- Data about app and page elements
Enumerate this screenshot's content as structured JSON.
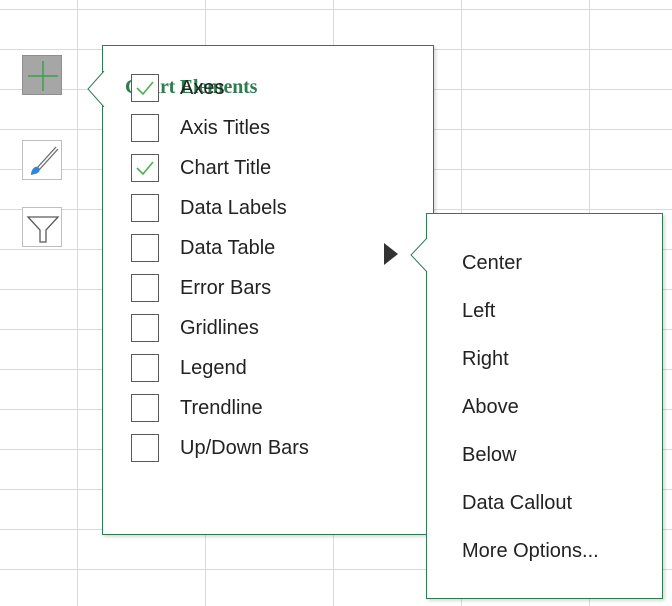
{
  "chart_buttons": [
    {
      "name": "chart-elements",
      "icon": "plus-icon",
      "active": true
    },
    {
      "name": "chart-styles",
      "icon": "paintbrush-icon",
      "active": false
    },
    {
      "name": "chart-filters",
      "icon": "funnel-icon",
      "active": false
    }
  ],
  "chart_elements": {
    "title": "Chart Elements",
    "items": [
      {
        "label": "Axes",
        "checked": true
      },
      {
        "label": "Axis Titles",
        "checked": false
      },
      {
        "label": "Chart Title",
        "checked": true
      },
      {
        "label": "Data Labels",
        "checked": false,
        "has_submenu": true
      },
      {
        "label": "Data Table",
        "checked": false
      },
      {
        "label": "Error Bars",
        "checked": false
      },
      {
        "label": "Gridlines",
        "checked": false
      },
      {
        "label": "Legend",
        "checked": false
      },
      {
        "label": "Trendline",
        "checked": false
      },
      {
        "label": "Up/Down Bars",
        "checked": false
      }
    ]
  },
  "data_labels_submenu": {
    "items": [
      {
        "label": "Center"
      },
      {
        "label": "Left"
      },
      {
        "label": "Right"
      },
      {
        "label": "Above"
      },
      {
        "label": "Below"
      },
      {
        "label": "Data Callout"
      },
      {
        "label": "More Options..."
      }
    ]
  },
  "colors": {
    "accent_green": "#2e7d4f",
    "check_green": "#4caf50",
    "active_button_gray": "#a6a6a6",
    "icon_blue": "#2e86de",
    "grid_line": "#d9d9d9"
  }
}
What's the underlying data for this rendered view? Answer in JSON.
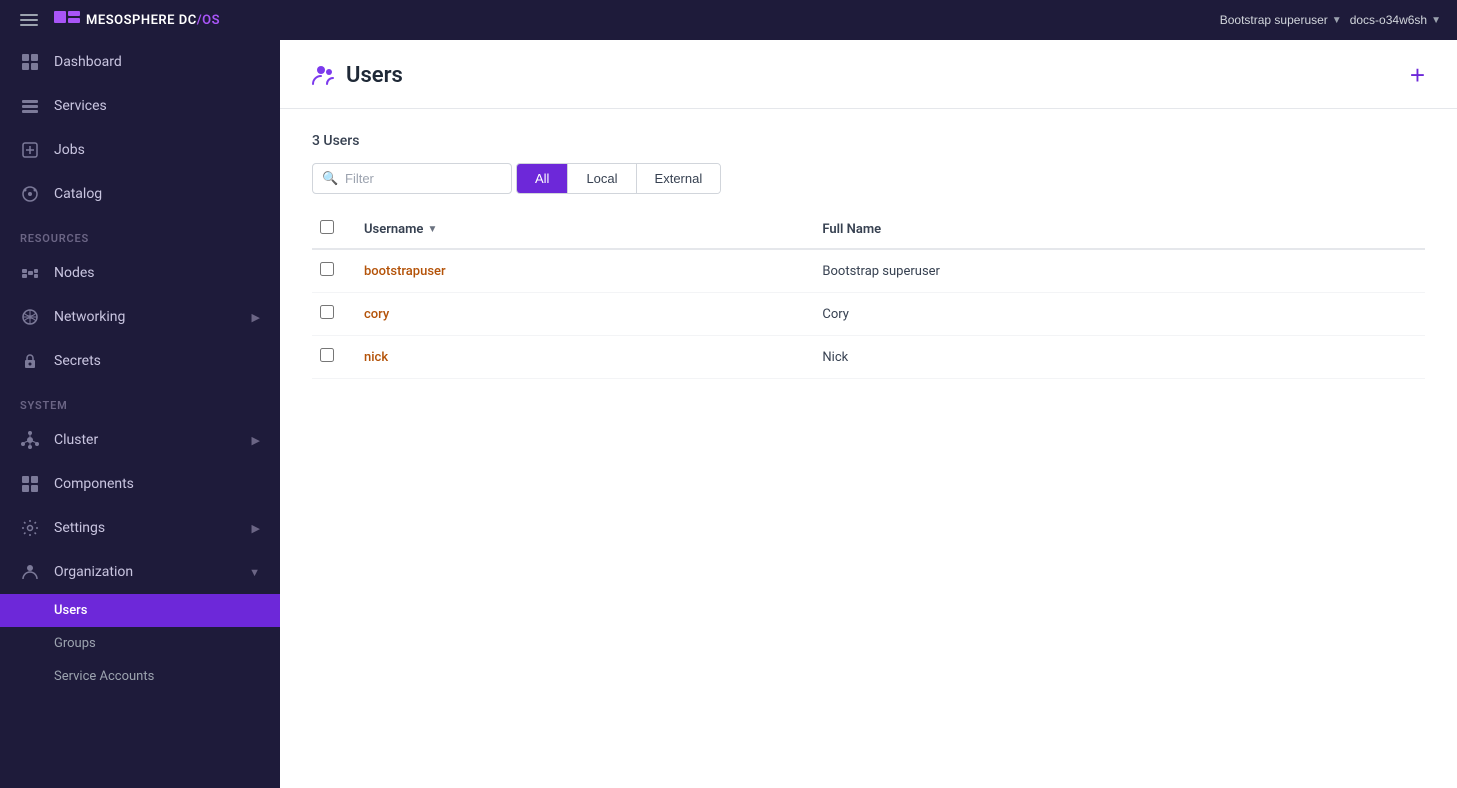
{
  "topbar": {
    "hamburger_label": "Menu",
    "logo_brand": "MESOSPHERE",
    "logo_dc": "DC",
    "logo_os": "OS",
    "user_label": "Bootstrap superuser",
    "cluster_label": "docs-o34w6sh"
  },
  "sidebar": {
    "nav_items": [
      {
        "id": "dashboard",
        "label": "Dashboard",
        "icon": "dashboard"
      },
      {
        "id": "services",
        "label": "Services",
        "icon": "services"
      },
      {
        "id": "jobs",
        "label": "Jobs",
        "icon": "jobs"
      },
      {
        "id": "catalog",
        "label": "Catalog",
        "icon": "catalog"
      }
    ],
    "resources_label": "Resources",
    "resource_items": [
      {
        "id": "nodes",
        "label": "Nodes",
        "icon": "nodes",
        "hasArrow": false
      },
      {
        "id": "networking",
        "label": "Networking",
        "icon": "networking",
        "hasArrow": true
      },
      {
        "id": "secrets",
        "label": "Secrets",
        "icon": "secrets",
        "hasArrow": false
      }
    ],
    "system_label": "System",
    "system_items": [
      {
        "id": "cluster",
        "label": "Cluster",
        "icon": "cluster",
        "hasArrow": true
      },
      {
        "id": "components",
        "label": "Components",
        "icon": "components",
        "hasArrow": false
      },
      {
        "id": "settings",
        "label": "Settings",
        "icon": "settings",
        "hasArrow": true
      },
      {
        "id": "organization",
        "label": "Organization",
        "icon": "organization",
        "hasArrow": true,
        "expanded": true
      }
    ],
    "org_subnav": [
      {
        "id": "users",
        "label": "Users",
        "active": true
      },
      {
        "id": "groups",
        "label": "Groups"
      },
      {
        "id": "service-accounts",
        "label": "Service Accounts"
      }
    ]
  },
  "page": {
    "title": "Users",
    "users_count": "3 Users",
    "filter_placeholder": "Filter",
    "add_button_label": "+",
    "tabs": [
      {
        "id": "all",
        "label": "All",
        "active": true
      },
      {
        "id": "local",
        "label": "Local",
        "active": false
      },
      {
        "id": "external",
        "label": "External",
        "active": false
      }
    ],
    "table": {
      "columns": [
        {
          "id": "username",
          "label": "Username",
          "sortable": true
        },
        {
          "id": "fullname",
          "label": "Full Name",
          "sortable": false
        }
      ],
      "rows": [
        {
          "username": "bootstrapuser",
          "fullname": "Bootstrap superuser"
        },
        {
          "username": "cory",
          "fullname": "Cory"
        },
        {
          "username": "nick",
          "fullname": "Nick"
        }
      ]
    }
  }
}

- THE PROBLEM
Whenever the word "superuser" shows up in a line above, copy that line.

- TASK SOLUTION
    "user_label": "Bootstrap superuser",
          "fullname": "Bootstrap superuser"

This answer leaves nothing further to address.